Records from a dataset
--

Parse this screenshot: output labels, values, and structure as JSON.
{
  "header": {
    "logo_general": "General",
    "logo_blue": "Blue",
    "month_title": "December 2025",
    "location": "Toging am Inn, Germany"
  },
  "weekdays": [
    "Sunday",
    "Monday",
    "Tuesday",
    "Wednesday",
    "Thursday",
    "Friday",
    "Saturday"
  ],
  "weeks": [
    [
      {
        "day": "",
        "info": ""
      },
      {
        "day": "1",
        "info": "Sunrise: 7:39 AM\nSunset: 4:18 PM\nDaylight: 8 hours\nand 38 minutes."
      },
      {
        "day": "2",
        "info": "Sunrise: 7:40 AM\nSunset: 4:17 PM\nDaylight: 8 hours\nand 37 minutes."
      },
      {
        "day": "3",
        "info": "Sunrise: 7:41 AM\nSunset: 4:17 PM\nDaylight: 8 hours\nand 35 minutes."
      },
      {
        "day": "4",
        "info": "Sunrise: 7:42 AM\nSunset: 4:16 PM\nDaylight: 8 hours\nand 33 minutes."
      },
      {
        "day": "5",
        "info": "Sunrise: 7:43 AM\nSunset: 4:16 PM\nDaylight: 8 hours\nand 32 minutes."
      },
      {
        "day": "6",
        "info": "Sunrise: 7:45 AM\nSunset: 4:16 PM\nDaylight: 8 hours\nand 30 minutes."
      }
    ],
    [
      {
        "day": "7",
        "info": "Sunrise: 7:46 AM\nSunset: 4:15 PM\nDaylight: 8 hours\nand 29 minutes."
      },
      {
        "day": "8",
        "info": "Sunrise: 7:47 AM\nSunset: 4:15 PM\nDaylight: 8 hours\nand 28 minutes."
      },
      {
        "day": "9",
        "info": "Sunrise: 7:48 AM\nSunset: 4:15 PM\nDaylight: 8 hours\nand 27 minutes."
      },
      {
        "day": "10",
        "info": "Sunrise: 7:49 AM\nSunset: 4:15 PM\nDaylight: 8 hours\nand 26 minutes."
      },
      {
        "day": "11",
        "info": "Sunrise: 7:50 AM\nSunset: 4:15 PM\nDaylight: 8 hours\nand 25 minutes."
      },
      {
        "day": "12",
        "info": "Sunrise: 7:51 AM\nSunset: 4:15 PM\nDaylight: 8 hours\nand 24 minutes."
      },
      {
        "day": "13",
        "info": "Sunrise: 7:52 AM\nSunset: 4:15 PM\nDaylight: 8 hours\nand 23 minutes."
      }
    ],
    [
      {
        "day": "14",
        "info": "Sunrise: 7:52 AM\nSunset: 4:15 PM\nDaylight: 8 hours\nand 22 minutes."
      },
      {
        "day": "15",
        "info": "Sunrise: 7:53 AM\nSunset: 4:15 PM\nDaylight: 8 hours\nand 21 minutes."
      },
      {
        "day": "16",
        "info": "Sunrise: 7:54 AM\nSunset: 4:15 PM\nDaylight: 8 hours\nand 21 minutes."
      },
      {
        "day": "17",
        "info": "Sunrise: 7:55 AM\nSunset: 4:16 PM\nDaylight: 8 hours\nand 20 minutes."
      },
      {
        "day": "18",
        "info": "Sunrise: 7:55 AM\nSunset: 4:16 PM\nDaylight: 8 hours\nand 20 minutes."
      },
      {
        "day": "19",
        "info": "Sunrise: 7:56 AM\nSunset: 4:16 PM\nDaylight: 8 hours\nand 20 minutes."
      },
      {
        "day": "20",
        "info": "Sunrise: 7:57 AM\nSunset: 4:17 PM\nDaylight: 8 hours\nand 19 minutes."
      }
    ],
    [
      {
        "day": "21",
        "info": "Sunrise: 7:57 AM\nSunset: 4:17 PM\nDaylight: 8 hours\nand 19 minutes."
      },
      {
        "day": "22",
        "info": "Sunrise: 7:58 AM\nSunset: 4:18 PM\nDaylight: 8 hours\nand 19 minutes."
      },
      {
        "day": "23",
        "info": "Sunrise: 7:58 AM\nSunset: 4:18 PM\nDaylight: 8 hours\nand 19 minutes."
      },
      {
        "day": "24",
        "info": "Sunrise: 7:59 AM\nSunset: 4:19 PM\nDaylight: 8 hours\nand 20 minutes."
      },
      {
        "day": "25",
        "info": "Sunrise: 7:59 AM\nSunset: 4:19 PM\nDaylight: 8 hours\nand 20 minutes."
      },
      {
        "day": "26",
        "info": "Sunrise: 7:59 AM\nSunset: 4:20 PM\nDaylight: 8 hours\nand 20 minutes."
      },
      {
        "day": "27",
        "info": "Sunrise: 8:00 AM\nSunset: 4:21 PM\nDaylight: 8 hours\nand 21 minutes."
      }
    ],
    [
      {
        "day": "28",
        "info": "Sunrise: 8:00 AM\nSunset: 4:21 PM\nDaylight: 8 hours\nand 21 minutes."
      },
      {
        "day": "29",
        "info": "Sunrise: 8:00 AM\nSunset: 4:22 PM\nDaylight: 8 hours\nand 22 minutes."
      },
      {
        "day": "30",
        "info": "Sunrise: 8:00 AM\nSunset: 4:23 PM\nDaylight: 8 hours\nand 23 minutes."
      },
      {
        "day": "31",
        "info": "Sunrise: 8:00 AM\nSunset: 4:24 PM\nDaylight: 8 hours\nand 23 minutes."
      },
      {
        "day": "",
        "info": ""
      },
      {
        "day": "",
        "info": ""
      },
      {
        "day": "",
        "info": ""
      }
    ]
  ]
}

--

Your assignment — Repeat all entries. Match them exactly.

Response area —
Parse this screenshot: output labels, values, and structure as JSON.
{
  "header": {
    "logo_general": "General",
    "logo_blue": "Blue",
    "month_title": "December 2025",
    "location": "Toging am Inn, Germany"
  },
  "weekdays": [
    "Sunday",
    "Monday",
    "Tuesday",
    "Wednesday",
    "Thursday",
    "Friday",
    "Saturday"
  ],
  "weeks": [
    [
      {
        "day": "",
        "info": ""
      },
      {
        "day": "1",
        "info": "Sunrise: 7:39 AM\nSunset: 4:18 PM\nDaylight: 8 hours\nand 38 minutes."
      },
      {
        "day": "2",
        "info": "Sunrise: 7:40 AM\nSunset: 4:17 PM\nDaylight: 8 hours\nand 37 minutes."
      },
      {
        "day": "3",
        "info": "Sunrise: 7:41 AM\nSunset: 4:17 PM\nDaylight: 8 hours\nand 35 minutes."
      },
      {
        "day": "4",
        "info": "Sunrise: 7:42 AM\nSunset: 4:16 PM\nDaylight: 8 hours\nand 33 minutes."
      },
      {
        "day": "5",
        "info": "Sunrise: 7:43 AM\nSunset: 4:16 PM\nDaylight: 8 hours\nand 32 minutes."
      },
      {
        "day": "6",
        "info": "Sunrise: 7:45 AM\nSunset: 4:16 PM\nDaylight: 8 hours\nand 30 minutes."
      }
    ],
    [
      {
        "day": "7",
        "info": "Sunrise: 7:46 AM\nSunset: 4:15 PM\nDaylight: 8 hours\nand 29 minutes."
      },
      {
        "day": "8",
        "info": "Sunrise: 7:47 AM\nSunset: 4:15 PM\nDaylight: 8 hours\nand 28 minutes."
      },
      {
        "day": "9",
        "info": "Sunrise: 7:48 AM\nSunset: 4:15 PM\nDaylight: 8 hours\nand 27 minutes."
      },
      {
        "day": "10",
        "info": "Sunrise: 7:49 AM\nSunset: 4:15 PM\nDaylight: 8 hours\nand 26 minutes."
      },
      {
        "day": "11",
        "info": "Sunrise: 7:50 AM\nSunset: 4:15 PM\nDaylight: 8 hours\nand 25 minutes."
      },
      {
        "day": "12",
        "info": "Sunrise: 7:51 AM\nSunset: 4:15 PM\nDaylight: 8 hours\nand 24 minutes."
      },
      {
        "day": "13",
        "info": "Sunrise: 7:52 AM\nSunset: 4:15 PM\nDaylight: 8 hours\nand 23 minutes."
      }
    ],
    [
      {
        "day": "14",
        "info": "Sunrise: 7:52 AM\nSunset: 4:15 PM\nDaylight: 8 hours\nand 22 minutes."
      },
      {
        "day": "15",
        "info": "Sunrise: 7:53 AM\nSunset: 4:15 PM\nDaylight: 8 hours\nand 21 minutes."
      },
      {
        "day": "16",
        "info": "Sunrise: 7:54 AM\nSunset: 4:15 PM\nDaylight: 8 hours\nand 21 minutes."
      },
      {
        "day": "17",
        "info": "Sunrise: 7:55 AM\nSunset: 4:16 PM\nDaylight: 8 hours\nand 20 minutes."
      },
      {
        "day": "18",
        "info": "Sunrise: 7:55 AM\nSunset: 4:16 PM\nDaylight: 8 hours\nand 20 minutes."
      },
      {
        "day": "19",
        "info": "Sunrise: 7:56 AM\nSunset: 4:16 PM\nDaylight: 8 hours\nand 20 minutes."
      },
      {
        "day": "20",
        "info": "Sunrise: 7:57 AM\nSunset: 4:17 PM\nDaylight: 8 hours\nand 19 minutes."
      }
    ],
    [
      {
        "day": "21",
        "info": "Sunrise: 7:57 AM\nSunset: 4:17 PM\nDaylight: 8 hours\nand 19 minutes."
      },
      {
        "day": "22",
        "info": "Sunrise: 7:58 AM\nSunset: 4:18 PM\nDaylight: 8 hours\nand 19 minutes."
      },
      {
        "day": "23",
        "info": "Sunrise: 7:58 AM\nSunset: 4:18 PM\nDaylight: 8 hours\nand 19 minutes."
      },
      {
        "day": "24",
        "info": "Sunrise: 7:59 AM\nSunset: 4:19 PM\nDaylight: 8 hours\nand 20 minutes."
      },
      {
        "day": "25",
        "info": "Sunrise: 7:59 AM\nSunset: 4:19 PM\nDaylight: 8 hours\nand 20 minutes."
      },
      {
        "day": "26",
        "info": "Sunrise: 7:59 AM\nSunset: 4:20 PM\nDaylight: 8 hours\nand 20 minutes."
      },
      {
        "day": "27",
        "info": "Sunrise: 8:00 AM\nSunset: 4:21 PM\nDaylight: 8 hours\nand 21 minutes."
      }
    ],
    [
      {
        "day": "28",
        "info": "Sunrise: 8:00 AM\nSunset: 4:21 PM\nDaylight: 8 hours\nand 21 minutes."
      },
      {
        "day": "29",
        "info": "Sunrise: 8:00 AM\nSunset: 4:22 PM\nDaylight: 8 hours\nand 22 minutes."
      },
      {
        "day": "30",
        "info": "Sunrise: 8:00 AM\nSunset: 4:23 PM\nDaylight: 8 hours\nand 23 minutes."
      },
      {
        "day": "31",
        "info": "Sunrise: 8:00 AM\nSunset: 4:24 PM\nDaylight: 8 hours\nand 23 minutes."
      },
      {
        "day": "",
        "info": ""
      },
      {
        "day": "",
        "info": ""
      },
      {
        "day": "",
        "info": ""
      }
    ]
  ]
}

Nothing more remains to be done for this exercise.